Imagine being able to alleviate your pain and discomfort without resorting to surgery or medication. That’s the promise of shockwave therapy, a non-invasive medical treatment that has been gaining popularity in recent years. But how does it work exactly? In this blog post, we’ll take a closer look at the mechanisms behind shockwave therapy and understand why it may be a viable option for patients suffering from various musculoskeletal conditions.
The basic principle behind shockwave therapy is the application of high-energy acoustic waves to the affected body part. These waves propagate through the tissues and stimulate a series of biological responses that ultimately lead to pain relief and tissue regeneration. The exact mechanisms of action are not fully understood, but researchers have identified several key factors that contribute to the therapeutic effects of shockwave therapy.
One of the primary effects of shockwave therapy is the promotion of neovascularization, or the formation of new blood vessels in the affected area. By increasing blood flow and oxygen delivery, shockwaves facilitate the healing process and reduce inflammation. Additionally, shockwaves have been shown to stimulate the production of growth factors, proteins that are essential for tissue repair and regeneration. This can be particularly beneficial for patients with chronic injuries or degenerative conditions, such as osteoarthritis.
Another mechanism by which shockwave therapy works is through the modulation of pain signaling pathways. By activating certain nerve fibers and releasing analgesic substances, shockwaves can help alleviate both acute and chronic pain. Some studies have even suggested that shockwaves may have a direct impact on the central nervous system, altering the way pain is perceived and processed by the brain.
Shockwave therapy can also have a significant impact on the extracellular matrix, the network of proteins and other molecules that give structure to our tissues. By altering the density and arrangement of these molecules, shockwaves can improve tissue quality and function. This has important implications for patients with conditions such as tendinopathy or plantar fasciitis, where the integrity of the extracellular matrix is compromised.
Lastly, shockwave therapy has been found to have immunomodulatory effects, meaning it can influence the immune system’s response to tissue damage. By promoting the production of anti-inflammatory cytokines and reducing the activity of pro-inflammatory cells, shockwaves can help create a more favorable environment for healing and regeneration.

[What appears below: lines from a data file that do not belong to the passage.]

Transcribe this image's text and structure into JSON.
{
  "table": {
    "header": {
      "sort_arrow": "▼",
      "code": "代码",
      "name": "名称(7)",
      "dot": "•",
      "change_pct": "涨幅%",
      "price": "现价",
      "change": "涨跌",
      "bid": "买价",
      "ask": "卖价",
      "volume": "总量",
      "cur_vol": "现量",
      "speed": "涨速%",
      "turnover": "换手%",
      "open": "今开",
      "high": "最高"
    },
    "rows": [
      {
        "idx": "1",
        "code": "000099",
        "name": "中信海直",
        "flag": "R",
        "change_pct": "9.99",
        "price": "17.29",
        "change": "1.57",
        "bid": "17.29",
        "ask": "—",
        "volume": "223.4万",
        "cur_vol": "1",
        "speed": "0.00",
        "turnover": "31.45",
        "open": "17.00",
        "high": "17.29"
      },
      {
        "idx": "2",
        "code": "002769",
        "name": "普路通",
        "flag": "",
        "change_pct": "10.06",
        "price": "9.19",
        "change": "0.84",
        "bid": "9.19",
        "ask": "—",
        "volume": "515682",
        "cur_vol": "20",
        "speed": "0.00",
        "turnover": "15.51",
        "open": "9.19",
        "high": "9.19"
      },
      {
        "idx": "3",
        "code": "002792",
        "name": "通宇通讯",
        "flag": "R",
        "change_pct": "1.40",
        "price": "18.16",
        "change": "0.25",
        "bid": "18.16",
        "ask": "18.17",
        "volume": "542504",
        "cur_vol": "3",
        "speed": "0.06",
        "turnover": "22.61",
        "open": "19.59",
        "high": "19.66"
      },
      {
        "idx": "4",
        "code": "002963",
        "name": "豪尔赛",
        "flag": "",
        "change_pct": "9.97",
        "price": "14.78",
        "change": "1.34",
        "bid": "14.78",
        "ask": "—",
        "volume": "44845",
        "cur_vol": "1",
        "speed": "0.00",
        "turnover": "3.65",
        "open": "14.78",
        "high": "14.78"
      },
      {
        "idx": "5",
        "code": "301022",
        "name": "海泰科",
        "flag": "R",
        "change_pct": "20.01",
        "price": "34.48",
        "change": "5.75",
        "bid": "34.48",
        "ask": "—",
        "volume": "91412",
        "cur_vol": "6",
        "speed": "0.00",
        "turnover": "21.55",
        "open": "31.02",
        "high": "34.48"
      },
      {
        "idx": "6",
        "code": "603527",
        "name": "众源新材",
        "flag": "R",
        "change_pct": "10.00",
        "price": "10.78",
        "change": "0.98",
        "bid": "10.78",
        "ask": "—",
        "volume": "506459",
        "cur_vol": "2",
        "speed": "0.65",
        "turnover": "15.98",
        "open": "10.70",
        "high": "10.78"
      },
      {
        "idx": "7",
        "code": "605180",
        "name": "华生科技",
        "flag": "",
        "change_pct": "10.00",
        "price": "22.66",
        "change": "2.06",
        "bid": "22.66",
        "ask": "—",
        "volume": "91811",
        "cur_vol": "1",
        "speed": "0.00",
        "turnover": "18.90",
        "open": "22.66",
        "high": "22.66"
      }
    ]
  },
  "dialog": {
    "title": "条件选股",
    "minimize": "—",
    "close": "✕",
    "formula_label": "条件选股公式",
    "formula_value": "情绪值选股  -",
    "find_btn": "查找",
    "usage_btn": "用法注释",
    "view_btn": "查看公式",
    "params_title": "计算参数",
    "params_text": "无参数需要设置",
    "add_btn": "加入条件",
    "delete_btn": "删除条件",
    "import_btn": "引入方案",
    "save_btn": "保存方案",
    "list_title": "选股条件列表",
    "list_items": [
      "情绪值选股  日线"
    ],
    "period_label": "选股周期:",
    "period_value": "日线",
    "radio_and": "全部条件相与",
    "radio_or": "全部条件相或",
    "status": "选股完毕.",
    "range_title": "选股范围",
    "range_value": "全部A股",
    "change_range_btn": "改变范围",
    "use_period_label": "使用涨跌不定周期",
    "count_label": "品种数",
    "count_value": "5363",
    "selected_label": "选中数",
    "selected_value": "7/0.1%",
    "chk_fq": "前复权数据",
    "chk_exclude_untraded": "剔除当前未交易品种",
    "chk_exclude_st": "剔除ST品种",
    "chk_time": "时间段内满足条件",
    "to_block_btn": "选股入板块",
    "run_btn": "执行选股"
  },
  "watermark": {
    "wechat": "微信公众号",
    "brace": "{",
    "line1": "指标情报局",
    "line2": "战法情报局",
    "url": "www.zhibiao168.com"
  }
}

Overall, the mechanisms of action behind shockwave therapy are complex and multifactorial, but the underlying principle is simple: by delivering high-energy waves to the affected tissues, shockwave therapy can promote healing, reduce pain and inflammation, and improve tissue quality and function. While it may not be suitable for everyone, shockwave therapy offers a non-invasive and potentially effective alternative to surgery or long-term medication for a variety of musculoskeletal conditions. If you’re curious about whether shockwave therapy may be right for you, talk to your healthcare provider to learn more.